4 June 2006 | Quinoa1984
rather sweet; left me with a smile when I first saw it
One might call Cookie's Fortune a 'minor' effort from Robert Altman, a filmmaker who once commented that each film "is all part of the same picture", or rather one long movie with bits and pieces making up a career whole. But it has enough going for it through its very competent cast and interesting script to keep it afloat from being the kind of small film little old ladies might watch on TV during the day. In that sense it isn't as 'heavy' as some of Altman's other work. It is also cool enough to treat the subject of a mystery around a suicide with enough humanity to make some scenes smile-worthy. Considering some of the darker elements in the script, Altman depicts this to the point where- get this- Cookie's Fortune is sometimes shown on the HBO family channel!
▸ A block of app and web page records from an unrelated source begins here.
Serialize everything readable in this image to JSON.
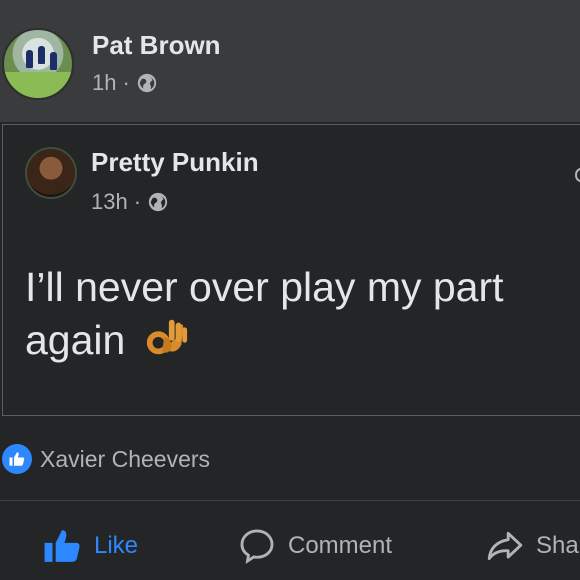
{
  "post": {
    "author": "Pat Brown",
    "time": "1h",
    "separator": "·",
    "visibility_icon": "globe-icon"
  },
  "shared_post": {
    "author": "Pretty Punkin",
    "time": "13h",
    "separator": "·",
    "visibility_icon": "globe-icon",
    "text": "I’ll never over play my part again",
    "emoji_icon": "ok-hand-icon"
  },
  "reactions": {
    "icon": "like-icon",
    "reactor": "Xavier Cheevers"
  },
  "actions": {
    "like_label": "Like",
    "comment_label": "Comment",
    "share_label": "Shar"
  },
  "colors": {
    "background": "#242526",
    "header_background": "#3a3b3c",
    "accent": "#2d88ff",
    "text_primary": "#e4e6eb",
    "text_secondary": "#b0b3b8"
  }
}
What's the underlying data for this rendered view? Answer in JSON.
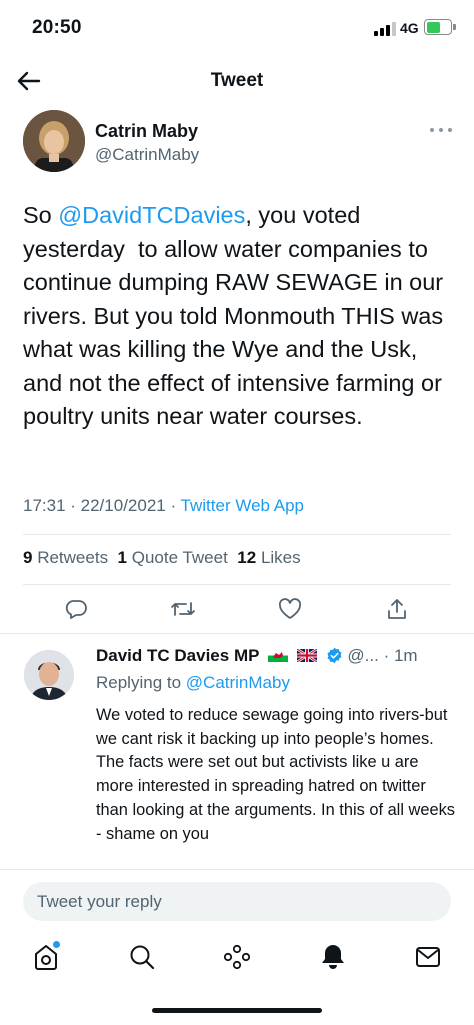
{
  "status_bar": {
    "time": "20:50",
    "network": "4G"
  },
  "header": {
    "title": "Tweet"
  },
  "tweet": {
    "author_name": "Catrin Maby",
    "author_handle": "@CatrinMaby",
    "text_prefix": "So ",
    "mention": "@DavidTCDavies",
    "text_body": ", you voted yesterday  to allow water companies to continue dumping RAW SEWAGE in our rivers. But you told Monmouth THIS was what was killing the Wye and the Usk, and not the effect of intensive farming or poultry units near water courses.",
    "timestamp": "17:31 · 22/10/2021 · ",
    "source": "Twitter Web App"
  },
  "stats": {
    "retweets_count": "9",
    "retweets_label": "Retweets",
    "quote_count": "1",
    "quote_label": "Quote Tweet",
    "likes_count": "12",
    "likes_label": "Likes"
  },
  "reply": {
    "name": "David TC Davies MP",
    "handle": "@...",
    "time": "· 1m",
    "replying_to_label": "Replying to ",
    "replying_to_handle": "@CatrinMaby",
    "text": "We voted to reduce sewage going into rivers-but we cant risk it backing up into people’s homes. The facts were set out but activists like u are more interested in spreading hatred on twitter than looking at the arguments. In this of all weeks - shame on you"
  },
  "composer": {
    "placeholder": "Tweet your reply"
  },
  "colors": {
    "accent": "#1d9bf0",
    "text_primary": "#0f1419",
    "text_secondary": "#536471",
    "verified_badge": "#1d9bf0",
    "battery": "#34c759"
  },
  "icons": {
    "back": "arrow-left-icon",
    "more": "more-dots-icon",
    "reply": "reply-bubble-icon",
    "retweet": "retweet-icon",
    "like": "heart-icon",
    "share": "share-icon",
    "home": "home-icon",
    "search": "search-icon",
    "spaces": "spaces-icon",
    "notifications": "bell-icon",
    "messages": "mail-icon"
  }
}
Is it really a kid's film? I'm not sure, but it isn't work for only one age group- its appeal from its cast of a collective of small towners is appealing to most in the audience. That the cast- Glenn Close, Liv Tyler, (especially) Charles S. Dutton, even Chris O'Donnell- gels and plays some of the dialog sincerely even when its meant to not be taken seriously at all, is a credit to the filmmaker. That it also might not be quite as memorable as some of the director's major films is and is not a fault. It is a fault because the subject matter is sort of stuck in a certain genre realm. It is not because the subject mater is also very much more intelligent than would be expected at times. I was also fond of certain scenes and interactions with the actors, the rhythm of it all, like early on with Dutton and the actress Patricia Neal who plays the old lady. I also really like the climax.
So it's a good work about the rumblings and eccentricities of a small town, the good in people as well as the lesser parts, and parts of greed and death seen through a light that is not aiming for anything 'cheap', so to speak.